* **Prompt**
All lines in the data bearing the string "routing" should be identified and copied.

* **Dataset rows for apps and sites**
--- START ---
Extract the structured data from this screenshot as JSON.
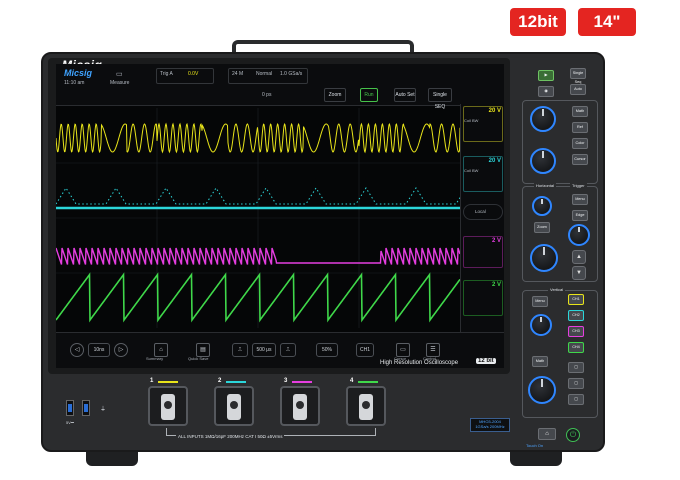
{
  "badges": {
    "resolution": "12bit",
    "size": "14\""
  },
  "brand": "Micsig",
  "screen": {
    "logo": "Micsig",
    "timestamp": "11:10 am",
    "measure_label": "Measure",
    "trigger_label": "Trig A",
    "trigger_value": "0.0V",
    "memory_label": "24 M",
    "mode_label": "Normal",
    "rate_label": "1.0 GSa/s",
    "time_offset": "0 ps",
    "buttons": {
      "zoom": "Zoom",
      "run": "Run",
      "auto_set": "Auto Set",
      "single_seq": "Single SEQ"
    },
    "channels": [
      {
        "label": "20 V",
        "color": "#e8e41a"
      },
      {
        "label": "20 V",
        "color": "#2bd6da"
      },
      {
        "label": "2 V",
        "color": "#e53ee0"
      },
      {
        "label": "2 V",
        "color": "#3fd84a"
      }
    ],
    "channel_panel": {
      "local_label": "Local"
    },
    "bottom": {
      "timebase": "10ns",
      "summary_label": "Summary",
      "quick_save_label": "Quick Save",
      "div_value": "500 μs",
      "percent_value": "50%",
      "cursor_value": "CH1",
      "cursor_label": "Cursor",
      "control_label": "Control"
    }
  },
  "caption": {
    "text": "High Resolution Oscilloscope",
    "badge": "12 bit"
  },
  "front": {
    "usb_label": "5V⎓",
    "input_labels": [
      "1",
      "2",
      "3",
      "4"
    ],
    "input_colors": [
      "#e8e41a",
      "#2bd6da",
      "#e53ee0",
      "#3fd84a"
    ],
    "inputs_text": "ALL INPUTS 1MΩ/16pF 200MHz CAT I    50Ω ±5Vrms",
    "model_line1": "MHO3-2004",
    "model_line2": "1GSa/s  200MHz"
  },
  "panel": {
    "top_buttons": [
      "Single Seq",
      "Auto"
    ],
    "vertical_buttons": [
      "Math",
      "Ref",
      "Color",
      "Cursor"
    ],
    "horizontal_title": "Horizontal",
    "trigger_title": "Trigger",
    "horizontal_buttons": [
      "Position",
      "Zoom"
    ],
    "trigger_buttons": [
      "Menu",
      "Edge",
      "Level"
    ],
    "trig_level_label": "Level",
    "scale_label": "Scale",
    "vertical_title": "Vertical",
    "ch_buttons": [
      "Menu",
      "CH1",
      "CH2",
      "CH3",
      "CH4"
    ],
    "position_label": "Position",
    "math_label": "Math",
    "scale2_label": "Scale",
    "home_label": "⌂",
    "touch_label": "Touch On"
  }
}
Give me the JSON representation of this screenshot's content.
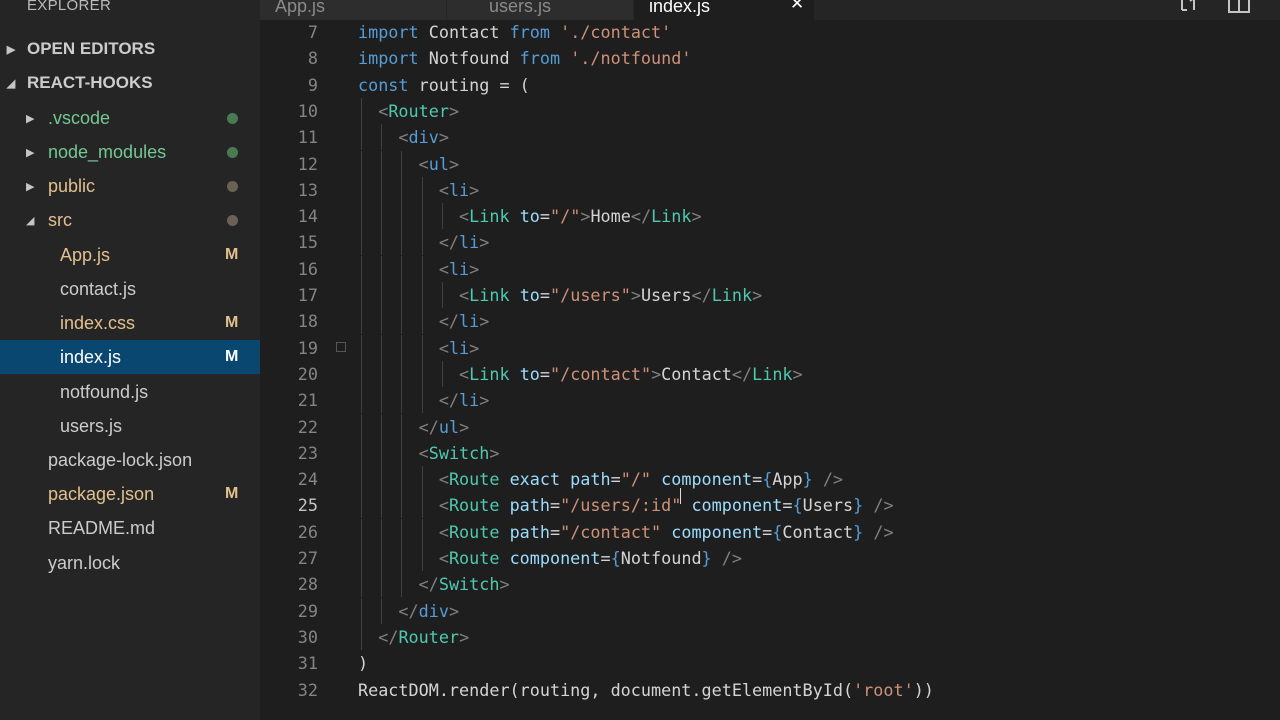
{
  "explorer": {
    "title": "EXPLORER",
    "open_editors": "OPEN EDITORS",
    "project": "REACT-HOOKS",
    "items": [
      {
        "name": ".vscode",
        "kind": "folder",
        "color": "#73c991",
        "status_dot": "#4a7a52"
      },
      {
        "name": "node_modules",
        "kind": "folder",
        "color": "#73c991",
        "status_dot": "#4a7a52"
      },
      {
        "name": "public",
        "kind": "folder",
        "color": "#e2c08d",
        "status_dot": "#6b6256"
      },
      {
        "name": "src",
        "kind": "folder-open",
        "color": "#e2c08d",
        "status_dot": "#6b6256"
      },
      {
        "name": "App.js",
        "kind": "file",
        "color": "#e2c08d",
        "badge": "M"
      },
      {
        "name": "contact.js",
        "kind": "file",
        "color": "#cccccc"
      },
      {
        "name": "index.css",
        "kind": "file",
        "color": "#e2c08d",
        "badge": "M"
      },
      {
        "name": "index.js",
        "kind": "file",
        "color": "#ffffff",
        "badge": "M",
        "selected": true
      },
      {
        "name": "notfound.js",
        "kind": "file",
        "color": "#cccccc"
      },
      {
        "name": "users.js",
        "kind": "file",
        "color": "#cccccc"
      },
      {
        "name": "package-lock.json",
        "kind": "root-file",
        "color": "#cccccc"
      },
      {
        "name": "package.json",
        "kind": "root-file",
        "color": "#e2c08d",
        "badge": "M"
      },
      {
        "name": "README.md",
        "kind": "root-file",
        "color": "#cccccc"
      },
      {
        "name": "yarn.lock",
        "kind": "root-file",
        "color": "#cccccc"
      }
    ]
  },
  "tabs": [
    {
      "label": "App.js",
      "active": false
    },
    {
      "label": "users.js",
      "active": false
    },
    {
      "label": "index.js",
      "active": true,
      "close": "✕"
    }
  ],
  "toolbar_icons": [
    "split-compare-icon",
    "split-editor-icon"
  ],
  "editor": {
    "current_line": 25,
    "lines": [
      {
        "n": "7",
        "tokens": [
          [
            "kw",
            "import "
          ],
          [
            "id",
            "Contact "
          ],
          [
            "kw",
            "from "
          ],
          [
            "str",
            "'./contact'"
          ]
        ]
      },
      {
        "n": "8",
        "tokens": [
          [
            "kw",
            "import "
          ],
          [
            "id",
            "Notfound "
          ],
          [
            "kw",
            "from "
          ],
          [
            "str",
            "'./notfound'"
          ]
        ]
      },
      {
        "n": "9",
        "tokens": [
          [
            "kw",
            "const "
          ],
          [
            "id",
            "routing = ("
          ]
        ]
      },
      {
        "n": "10",
        "tokens": [
          [
            "id",
            "  "
          ],
          [
            "punc",
            "<"
          ],
          [
            "tag",
            "Router"
          ],
          [
            "punc",
            ">"
          ]
        ]
      },
      {
        "n": "11",
        "tokens": [
          [
            "id",
            "    "
          ],
          [
            "punc",
            "<"
          ],
          [
            "tag",
            "div"
          ],
          [
            "punc",
            ">"
          ]
        ]
      },
      {
        "n": "12",
        "tokens": [
          [
            "id",
            "      "
          ],
          [
            "punc",
            "<"
          ],
          [
            "tag",
            "ul"
          ],
          [
            "punc",
            ">"
          ]
        ]
      },
      {
        "n": "13",
        "tokens": [
          [
            "id",
            "        "
          ],
          [
            "punc",
            "<"
          ],
          [
            "tag",
            "li"
          ],
          [
            "punc",
            ">"
          ]
        ]
      },
      {
        "n": "14",
        "tokens": [
          [
            "id",
            "          "
          ],
          [
            "punc",
            "<"
          ],
          [
            "tag",
            "Link "
          ],
          [
            "attr",
            "to"
          ],
          [
            "id",
            "="
          ],
          [
            "str",
            "\"/\""
          ],
          [
            "punc",
            ">"
          ],
          [
            "id",
            "Home"
          ],
          [
            "punc",
            "</"
          ],
          [
            "tag",
            "Link"
          ],
          [
            "punc",
            ">"
          ]
        ]
      },
      {
        "n": "15",
        "tokens": [
          [
            "id",
            "        "
          ],
          [
            "punc",
            "</"
          ],
          [
            "tag",
            "li"
          ],
          [
            "punc",
            ">"
          ]
        ]
      },
      {
        "n": "16",
        "tokens": [
          [
            "id",
            "        "
          ],
          [
            "punc",
            "<"
          ],
          [
            "tag",
            "li"
          ],
          [
            "punc",
            ">"
          ]
        ]
      },
      {
        "n": "17",
        "tokens": [
          [
            "id",
            "          "
          ],
          [
            "punc",
            "<"
          ],
          [
            "tag",
            "Link "
          ],
          [
            "attr",
            "to"
          ],
          [
            "id",
            "="
          ],
          [
            "str",
            "\"/users\""
          ],
          [
            "punc",
            ">"
          ],
          [
            "id",
            "Users"
          ],
          [
            "punc",
            "</"
          ],
          [
            "tag",
            "Link"
          ],
          [
            "punc",
            ">"
          ]
        ]
      },
      {
        "n": "18",
        "tokens": [
          [
            "id",
            "        "
          ],
          [
            "punc",
            "</"
          ],
          [
            "tag",
            "li"
          ],
          [
            "punc",
            ">"
          ]
        ]
      },
      {
        "n": "19",
        "tokens": [
          [
            "id",
            "        "
          ],
          [
            "punc",
            "<"
          ],
          [
            "tag",
            "li"
          ],
          [
            "punc",
            ">"
          ]
        ]
      },
      {
        "n": "20",
        "tokens": [
          [
            "id",
            "          "
          ],
          [
            "punc",
            "<"
          ],
          [
            "tag",
            "Link "
          ],
          [
            "attr",
            "to"
          ],
          [
            "id",
            "="
          ],
          [
            "str",
            "\"/contact\""
          ],
          [
            "punc",
            ">"
          ],
          [
            "id",
            "Contact"
          ],
          [
            "punc",
            "</"
          ],
          [
            "tag",
            "Link"
          ],
          [
            "punc",
            ">"
          ]
        ]
      },
      {
        "n": "21",
        "tokens": [
          [
            "id",
            "        "
          ],
          [
            "punc",
            "</"
          ],
          [
            "tag",
            "li"
          ],
          [
            "punc",
            ">"
          ]
        ]
      },
      {
        "n": "22",
        "tokens": [
          [
            "id",
            "      "
          ],
          [
            "punc",
            "</"
          ],
          [
            "tag",
            "ul"
          ],
          [
            "punc",
            ">"
          ]
        ]
      },
      {
        "n": "23",
        "tokens": [
          [
            "id",
            "      "
          ],
          [
            "punc",
            "<"
          ],
          [
            "tag",
            "Switch"
          ],
          [
            "punc",
            ">"
          ]
        ]
      },
      {
        "n": "24",
        "tokens": [
          [
            "id",
            "        "
          ],
          [
            "punc",
            "<"
          ],
          [
            "tag",
            "Route "
          ],
          [
            "attr",
            "exact path"
          ],
          [
            "id",
            "="
          ],
          [
            "str",
            "\"/\" "
          ],
          [
            "attr",
            "component"
          ],
          [
            "id",
            "="
          ],
          [
            "brace",
            "{"
          ],
          [
            "id",
            "App"
          ],
          [
            "brace",
            "}"
          ],
          [
            "punc",
            " />"
          ]
        ]
      },
      {
        "n": "25",
        "tokens": [
          [
            "id",
            "        "
          ],
          [
            "punc",
            "<"
          ],
          [
            "tag",
            "Route "
          ],
          [
            "attr",
            "path"
          ],
          [
            "id",
            "="
          ],
          [
            "str",
            "\"/users/:id\" "
          ],
          [
            "attr",
            "component"
          ],
          [
            "id",
            "="
          ],
          [
            "brace",
            "{"
          ],
          [
            "id",
            "Users"
          ],
          [
            "brace",
            "}"
          ],
          [
            "punc",
            " />"
          ]
        ]
      },
      {
        "n": "26",
        "tokens": [
          [
            "id",
            "        "
          ],
          [
            "punc",
            "<"
          ],
          [
            "tag",
            "Route "
          ],
          [
            "attr",
            "path"
          ],
          [
            "id",
            "="
          ],
          [
            "str",
            "\"/contact\" "
          ],
          [
            "attr",
            "component"
          ],
          [
            "id",
            "="
          ],
          [
            "brace",
            "{"
          ],
          [
            "id",
            "Contact"
          ],
          [
            "brace",
            "}"
          ],
          [
            "punc",
            " />"
          ]
        ]
      },
      {
        "n": "27",
        "tokens": [
          [
            "id",
            "        "
          ],
          [
            "punc",
            "<"
          ],
          [
            "tag",
            "Route "
          ],
          [
            "attr",
            "component"
          ],
          [
            "id",
            "="
          ],
          [
            "brace",
            "{"
          ],
          [
            "id",
            "Notfound"
          ],
          [
            "brace",
            "}"
          ],
          [
            "punc",
            " />"
          ]
        ]
      },
      {
        "n": "28",
        "tokens": [
          [
            "id",
            "      "
          ],
          [
            "punc",
            "</"
          ],
          [
            "tag",
            "Switch"
          ],
          [
            "punc",
            ">"
          ]
        ]
      },
      {
        "n": "29",
        "tokens": [
          [
            "id",
            "    "
          ],
          [
            "punc",
            "</"
          ],
          [
            "tag",
            "div"
          ],
          [
            "punc",
            ">"
          ]
        ]
      },
      {
        "n": "30",
        "tokens": [
          [
            "id",
            "  "
          ],
          [
            "punc",
            "</"
          ],
          [
            "tag",
            "Router"
          ],
          [
            "punc",
            ">"
          ]
        ]
      },
      {
        "n": "31",
        "tokens": [
          [
            "id",
            ")"
          ]
        ]
      },
      {
        "n": "32",
        "tokens": [
          [
            "id",
            "ReactDOM.render(routing, document.getElementById("
          ],
          [
            "str",
            "'root'"
          ],
          [
            "id",
            "))"
          ]
        ]
      }
    ]
  }
}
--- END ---
* **Your response**
            "routing = ("
            "ReactDOM.render(routing, document.getElementById("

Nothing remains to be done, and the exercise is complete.